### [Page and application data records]
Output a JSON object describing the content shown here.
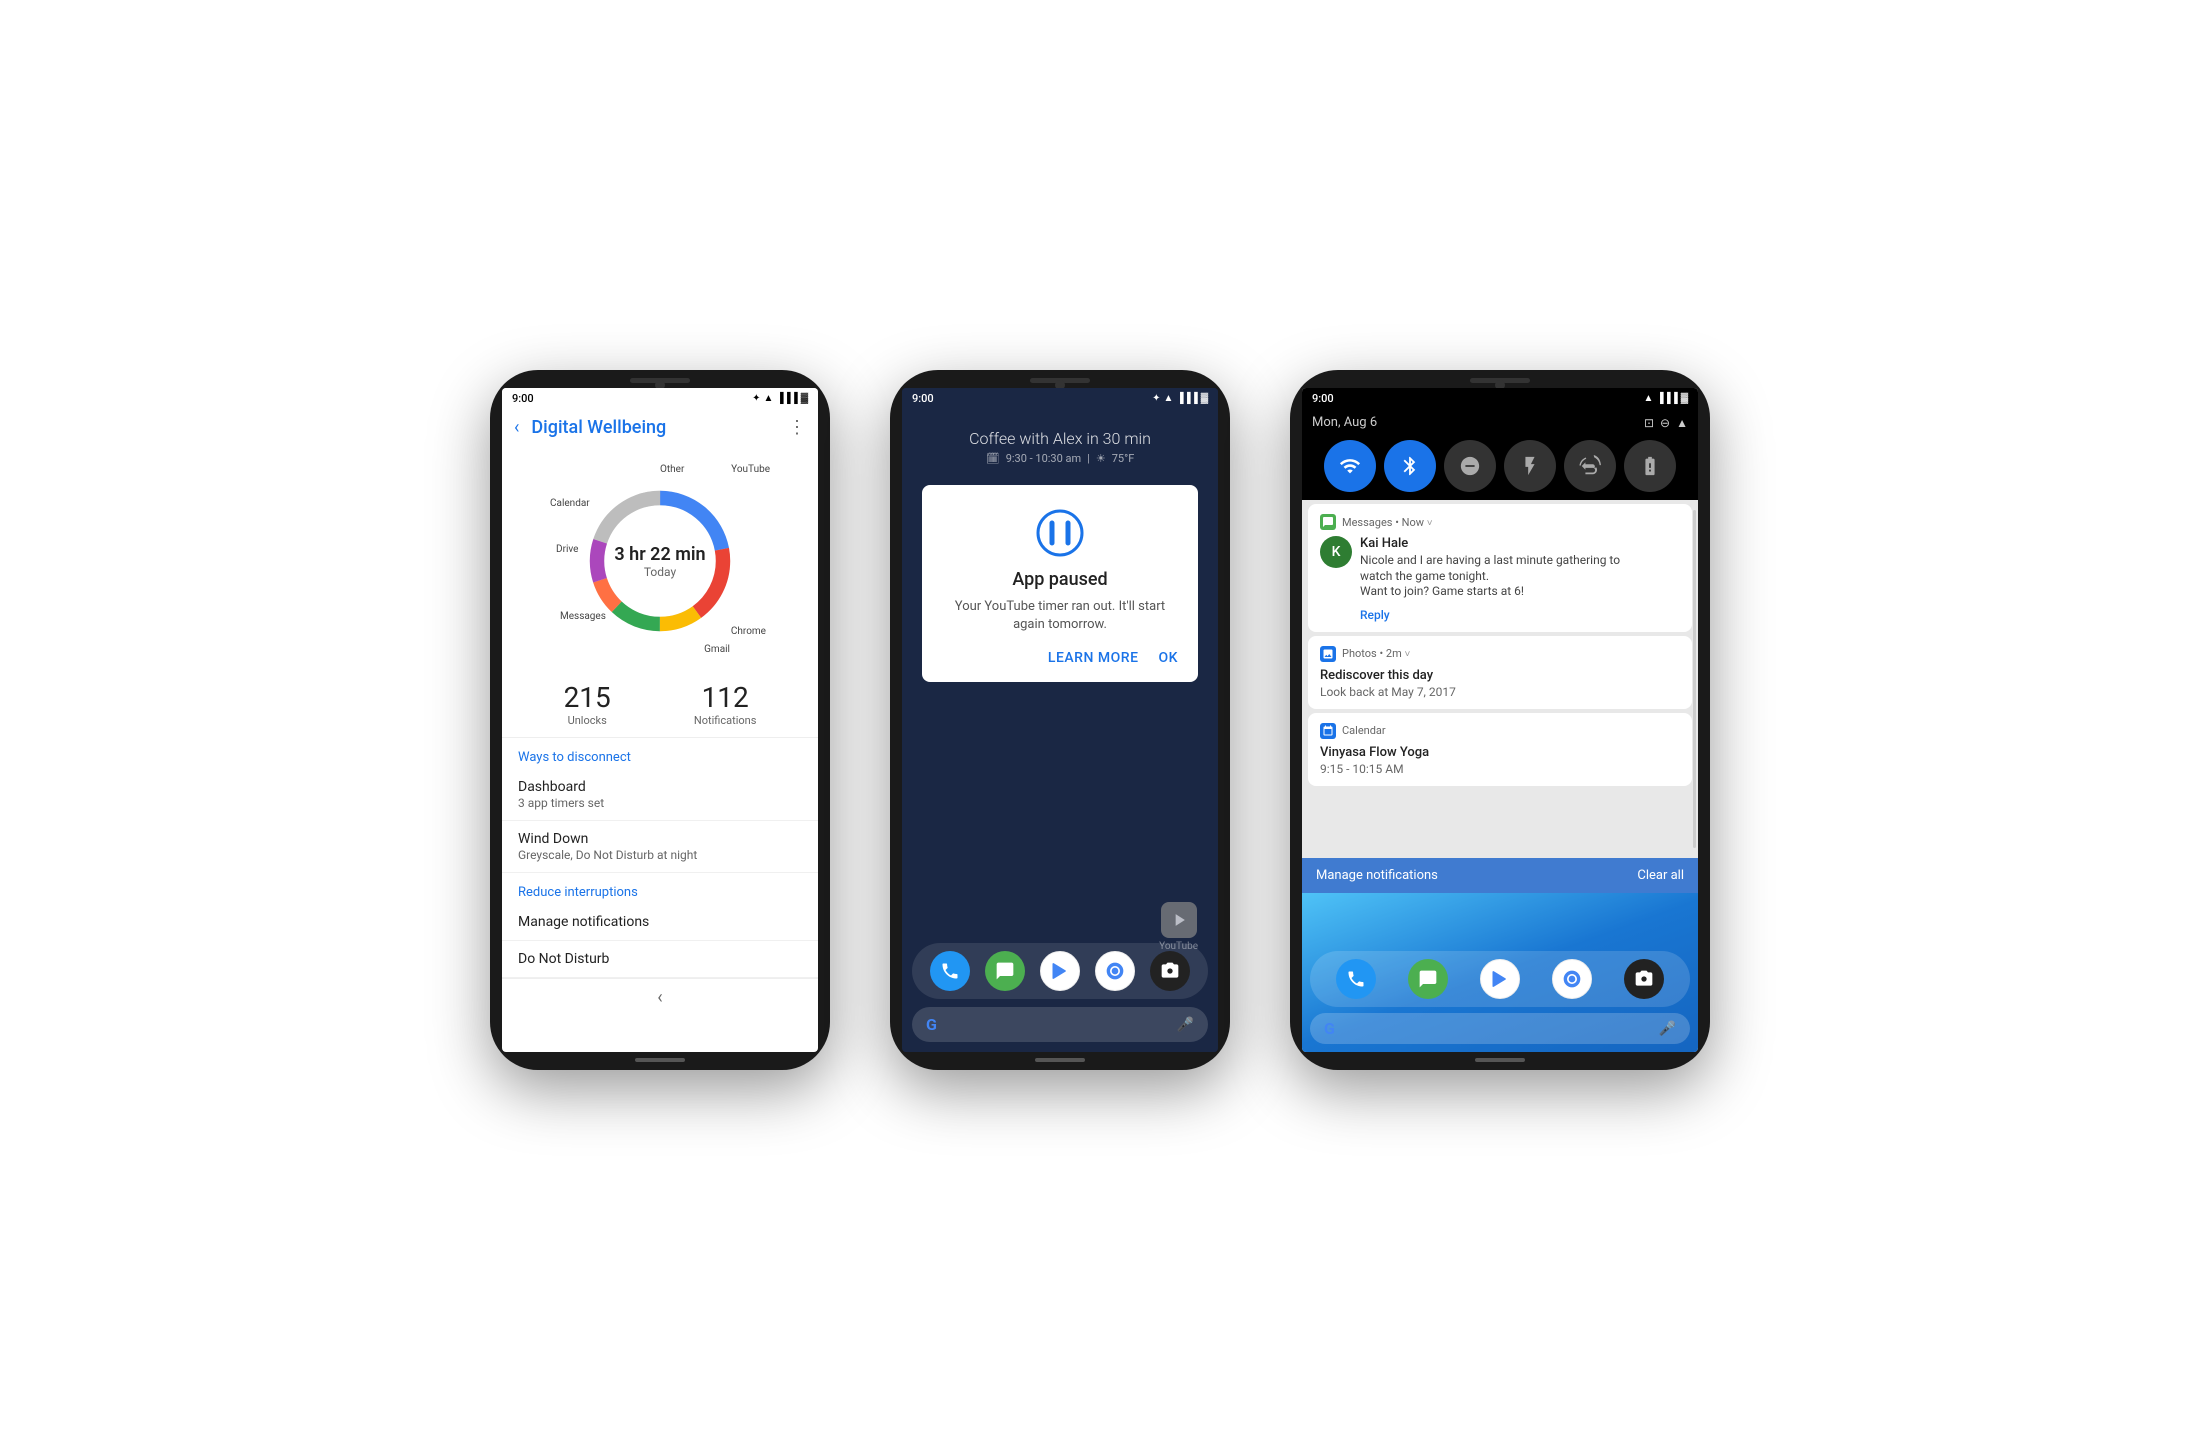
{
  "phone1": {
    "status": {
      "time": "9:00",
      "icons": [
        "bluetooth",
        "wifi",
        "signal",
        "battery"
      ]
    },
    "header": {
      "back_label": "‹",
      "title": "Digital Wellbeing",
      "menu_label": "⋮"
    },
    "donut": {
      "time_label": "3 hr 22 min",
      "today_label": "Today",
      "segments": [
        {
          "label": "YouTube",
          "color": "#4285f4",
          "percentage": 22
        },
        {
          "label": "Chrome",
          "color": "#ea4335",
          "percentage": 18
        },
        {
          "label": "Gmail",
          "color": "#fbbc04",
          "percentage": 10
        },
        {
          "label": "Messages",
          "color": "#34a853",
          "percentage": 12
        },
        {
          "label": "Drive",
          "color": "#ff7043",
          "percentage": 8
        },
        {
          "label": "Calendar",
          "color": "#ab47bc",
          "percentage": 10
        },
        {
          "label": "Other",
          "color": "#bdbdbd",
          "percentage": 20
        }
      ]
    },
    "stats": {
      "unlocks_num": "215",
      "unlocks_label": "Unlocks",
      "notifications_num": "112",
      "notifications_label": "Notifications"
    },
    "section1": {
      "title": "Ways to disconnect",
      "items": [
        {
          "label": "Dashboard",
          "sublabel": "3 app timers set"
        },
        {
          "label": "Wind Down",
          "sublabel": "Greyscale, Do Not Disturb at night"
        }
      ]
    },
    "section2": {
      "title": "Reduce interruptions",
      "items": [
        {
          "label": "Manage notifications",
          "sublabel": ""
        },
        {
          "label": "Do Not Disturb",
          "sublabel": ""
        }
      ]
    }
  },
  "phone2": {
    "status": {
      "time": "9:00",
      "icons": [
        "bluetooth",
        "wifi",
        "signal",
        "battery"
      ]
    },
    "calendar_widget": {
      "title": "Coffee with Alex in 30 min",
      "time": "9:30 - 10:30 am",
      "separator": "|",
      "weather": "75°F"
    },
    "dialog": {
      "title": "App paused",
      "body": "Your YouTube timer ran out. It'll start again tomorrow.",
      "learn_more": "Learn more",
      "ok": "OK"
    },
    "youtube_label": "YouTube",
    "dock": {
      "icons": [
        "phone",
        "message",
        "play_store",
        "chrome",
        "camera"
      ]
    },
    "search": {
      "google_label": "G",
      "mic_label": "🎤"
    }
  },
  "phone3": {
    "status": {
      "time": "9:00",
      "icons": [
        "wifi",
        "signal",
        "battery"
      ]
    },
    "date_row": {
      "date": "Mon, Aug 6",
      "icons": [
        "cast",
        "dnd",
        "wifi"
      ]
    },
    "quick_settings": {
      "tiles": [
        {
          "icon": "wifi",
          "active": true
        },
        {
          "icon": "bluetooth",
          "active": true
        },
        {
          "icon": "dnd",
          "active": false
        },
        {
          "icon": "flashlight",
          "active": false
        },
        {
          "icon": "auto_rotate",
          "active": false
        },
        {
          "icon": "battery_saver",
          "active": false
        }
      ]
    },
    "notifications": [
      {
        "app": "Messages",
        "app_time": "Now",
        "has_dropdown": true,
        "avatar_letter": "K",
        "avatar_color": "#2e7d32",
        "sender": "Kai Hale",
        "message_line1": "Nicole and I are having a last minute gathering to",
        "message_line2": "watch the game tonight.",
        "message_line3": "Want to join? Game starts at 6!",
        "action": "Reply"
      },
      {
        "app": "Photos",
        "app_time": "2m",
        "has_dropdown": true,
        "icon_color": "#1a73e8",
        "title": "Rediscover this day",
        "subtitle": "Look back at May 7, 2017"
      },
      {
        "app": "Calendar",
        "app_time": "",
        "icon_color": "#1a73e8",
        "title": "Vinyasa Flow Yoga",
        "subtitle": "9:15 - 10:15 AM"
      }
    ],
    "manage_bar": {
      "manage_label": "Manage notifications",
      "clear_label": "Clear all"
    },
    "homescreen": {
      "dock_icons": [
        "phone",
        "message",
        "play_store",
        "chrome",
        "camera"
      ],
      "search_g": "G",
      "search_mic": "🎤"
    }
  }
}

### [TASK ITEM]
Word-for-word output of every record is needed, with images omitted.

### [ANSWER BELOW]
Output a JSON object describing the content shown here.
{
  "phone1": {
    "status": {
      "time": "9:00",
      "icons": [
        "bluetooth",
        "wifi",
        "signal",
        "battery"
      ]
    },
    "header": {
      "back_label": "‹",
      "title": "Digital Wellbeing",
      "menu_label": "⋮"
    },
    "donut": {
      "time_label": "3 hr 22 min",
      "today_label": "Today",
      "segments": [
        {
          "label": "YouTube",
          "color": "#4285f4",
          "percentage": 22
        },
        {
          "label": "Chrome",
          "color": "#ea4335",
          "percentage": 18
        },
        {
          "label": "Gmail",
          "color": "#fbbc04",
          "percentage": 10
        },
        {
          "label": "Messages",
          "color": "#34a853",
          "percentage": 12
        },
        {
          "label": "Drive",
          "color": "#ff7043",
          "percentage": 8
        },
        {
          "label": "Calendar",
          "color": "#ab47bc",
          "percentage": 10
        },
        {
          "label": "Other",
          "color": "#bdbdbd",
          "percentage": 20
        }
      ]
    },
    "stats": {
      "unlocks_num": "215",
      "unlocks_label": "Unlocks",
      "notifications_num": "112",
      "notifications_label": "Notifications"
    },
    "section1": {
      "title": "Ways to disconnect",
      "items": [
        {
          "label": "Dashboard",
          "sublabel": "3 app timers set"
        },
        {
          "label": "Wind Down",
          "sublabel": "Greyscale, Do Not Disturb at night"
        }
      ]
    },
    "section2": {
      "title": "Reduce interruptions",
      "items": [
        {
          "label": "Manage notifications",
          "sublabel": ""
        },
        {
          "label": "Do Not Disturb",
          "sublabel": ""
        }
      ]
    }
  },
  "phone2": {
    "status": {
      "time": "9:00",
      "icons": [
        "bluetooth",
        "wifi",
        "signal",
        "battery"
      ]
    },
    "calendar_widget": {
      "title": "Coffee with Alex in 30 min",
      "time": "9:30 - 10:30 am",
      "separator": "|",
      "weather": "75°F"
    },
    "dialog": {
      "title": "App paused",
      "body": "Your YouTube timer ran out. It'll start again tomorrow.",
      "learn_more": "Learn more",
      "ok": "OK"
    },
    "youtube_label": "YouTube",
    "dock": {
      "icons": [
        "phone",
        "message",
        "play_store",
        "chrome",
        "camera"
      ]
    },
    "search": {
      "google_label": "G",
      "mic_label": "🎤"
    }
  },
  "phone3": {
    "status": {
      "time": "9:00",
      "icons": [
        "wifi",
        "signal",
        "battery"
      ]
    },
    "date_row": {
      "date": "Mon, Aug 6",
      "icons": [
        "cast",
        "dnd",
        "wifi"
      ]
    },
    "quick_settings": {
      "tiles": [
        {
          "icon": "wifi",
          "active": true
        },
        {
          "icon": "bluetooth",
          "active": true
        },
        {
          "icon": "dnd",
          "active": false
        },
        {
          "icon": "flashlight",
          "active": false
        },
        {
          "icon": "auto_rotate",
          "active": false
        },
        {
          "icon": "battery_saver",
          "active": false
        }
      ]
    },
    "notifications": [
      {
        "app": "Messages",
        "app_time": "Now",
        "has_dropdown": true,
        "avatar_letter": "K",
        "avatar_color": "#2e7d32",
        "sender": "Kai Hale",
        "message_line1": "Nicole and I are having a last minute gathering to",
        "message_line2": "watch the game tonight.",
        "message_line3": "Want to join? Game starts at 6!",
        "action": "Reply"
      },
      {
        "app": "Photos",
        "app_time": "2m",
        "has_dropdown": true,
        "icon_color": "#1a73e8",
        "title": "Rediscover this day",
        "subtitle": "Look back at May 7, 2017"
      },
      {
        "app": "Calendar",
        "app_time": "",
        "icon_color": "#1a73e8",
        "title": "Vinyasa Flow Yoga",
        "subtitle": "9:15 - 10:15 AM"
      }
    ],
    "manage_bar": {
      "manage_label": "Manage notifications",
      "clear_label": "Clear all"
    },
    "homescreen": {
      "dock_icons": [
        "phone",
        "message",
        "play_store",
        "chrome",
        "camera"
      ],
      "search_g": "G",
      "search_mic": "🎤"
    }
  }
}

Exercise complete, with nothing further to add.